Thin Ethernet, popularly known as cheapernet or thinnet, is among the family of Ethernet standards that uses thinner coaxial cable as a transmission media. It is technically known as 10-BASE-2. Here, 10 is the maximum throughput, i.e. 10 Mbps, BASE denoted use of baseband transmission, and 2 refers to the maximum segment length of about 200 metres (precisely 185 metres).
This type of cabling allows a maximum of 30 stations to be connected to it by BNC connectors with 50 centimetres minimum gap between subsequent stations.
The salient features of 10-BASE-2 Ethernet cabling are −
10-BASE-2 use RG-58 A/U coaxial cable. It is thinner, more flexible, more economic and easier to install than the coaxial cable used in thick Ethernet.
The cable has 10 Mbps transmission speed.
The maximum segment length is 185 m and the minimum gap between stations is 50 cm.
The maximum number of stations that can be connected is restricted to 30.
Thinnet uses Manchester coding. A low-to-high transition in the middle of the bit period is encoded as binary 0 while a high-to-low transition in the middle of the bit period is encoded as binary 1.
It uses BNC T-connector for connecting with the stations network interface card (NIC) and also for joining cables.

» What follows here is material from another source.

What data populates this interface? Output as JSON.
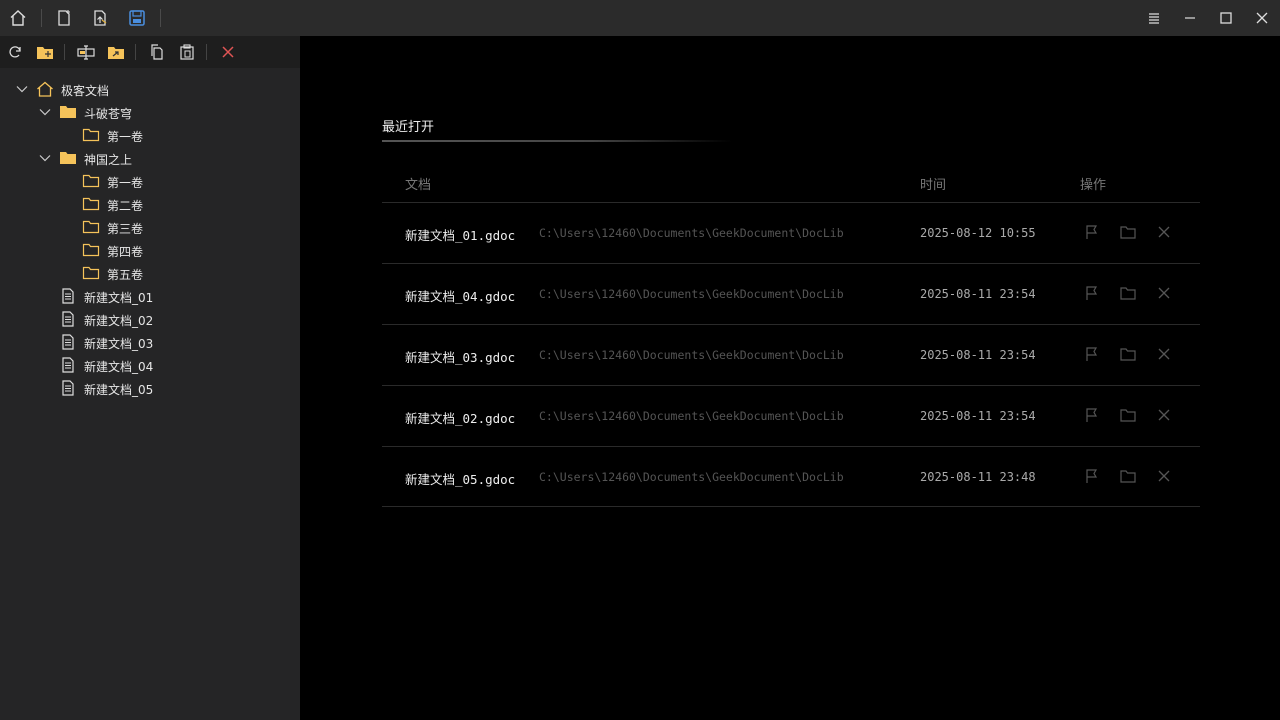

The thin coaxial cable is terminated by a 50 ohm resistor at both the ends.
Thin Ethernet network is shown in the following diagram −